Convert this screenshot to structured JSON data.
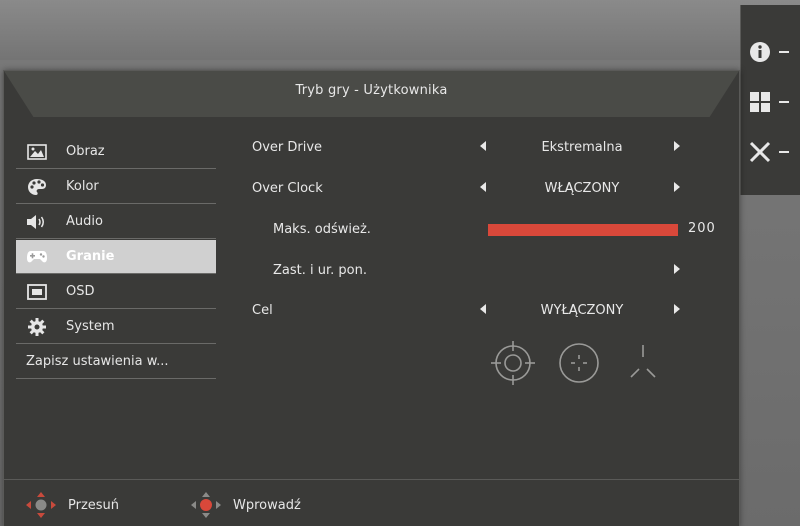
{
  "header": {
    "title": "Tryb gry - Użytkownika"
  },
  "sidebar": {
    "items": [
      {
        "label": "Obraz",
        "icon": "image-icon",
        "active": false
      },
      {
        "label": "Kolor",
        "icon": "palette-icon",
        "active": false
      },
      {
        "label": "Audio",
        "icon": "speaker-icon",
        "active": false
      },
      {
        "label": "Granie",
        "icon": "gamepad-icon",
        "active": true
      },
      {
        "label": "OSD",
        "icon": "osd-icon",
        "active": false
      },
      {
        "label": "System",
        "icon": "gear-icon",
        "active": false
      },
      {
        "label": "Zapisz ustawienia w...",
        "icon": "",
        "active": false
      }
    ]
  },
  "settings": {
    "over_drive": {
      "label": "Over Drive",
      "value": "Ekstremalna"
    },
    "over_clock": {
      "label": "Over Clock",
      "value": "WŁĄCZONY"
    },
    "max_refresh": {
      "label": "Maks. odśwież.",
      "value": "200",
      "level_percent": 100
    },
    "zast": {
      "label": "Zast. i ur. pon."
    },
    "cel": {
      "label": "Cel",
      "value": "WYŁĄCZONY"
    }
  },
  "crosshair_options": [
    "crosshair-circle-icon",
    "crosshair-dot-icon",
    "crosshair-tri-icon"
  ],
  "footer": {
    "move_label": "Przesuń",
    "enter_label": "Wprowadź"
  },
  "rightbar": {
    "items": [
      "info-icon",
      "grid-icon",
      "close-icon"
    ]
  },
  "colors": {
    "accent_red": "#d9483a",
    "panel_bg": "#3a3a38",
    "text": "#e8e8e8"
  }
}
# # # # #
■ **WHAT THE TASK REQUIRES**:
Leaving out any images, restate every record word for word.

■ **THE ANSWER**:
Convert this screenshot to structured JSON data.
{
  "header": {
    "title": "Tryb gry - Użytkownika"
  },
  "sidebar": {
    "items": [
      {
        "label": "Obraz",
        "icon": "image-icon",
        "active": false
      },
      {
        "label": "Kolor",
        "icon": "palette-icon",
        "active": false
      },
      {
        "label": "Audio",
        "icon": "speaker-icon",
        "active": false
      },
      {
        "label": "Granie",
        "icon": "gamepad-icon",
        "active": true
      },
      {
        "label": "OSD",
        "icon": "osd-icon",
        "active": false
      },
      {
        "label": "System",
        "icon": "gear-icon",
        "active": false
      },
      {
        "label": "Zapisz ustawienia w...",
        "icon": "",
        "active": false
      }
    ]
  },
  "settings": {
    "over_drive": {
      "label": "Over Drive",
      "value": "Ekstremalna"
    },
    "over_clock": {
      "label": "Over Clock",
      "value": "WŁĄCZONY"
    },
    "max_refresh": {
      "label": "Maks. odśwież.",
      "value": "200",
      "level_percent": 100
    },
    "zast": {
      "label": "Zast. i ur. pon."
    },
    "cel": {
      "label": "Cel",
      "value": "WYŁĄCZONY"
    }
  },
  "crosshair_options": [
    "crosshair-circle-icon",
    "crosshair-dot-icon",
    "crosshair-tri-icon"
  ],
  "footer": {
    "move_label": "Przesuń",
    "enter_label": "Wprowadź"
  },
  "rightbar": {
    "items": [
      "info-icon",
      "grid-icon",
      "close-icon"
    ]
  },
  "colors": {
    "accent_red": "#d9483a",
    "panel_bg": "#3a3a38",
    "text": "#e8e8e8"
  }
}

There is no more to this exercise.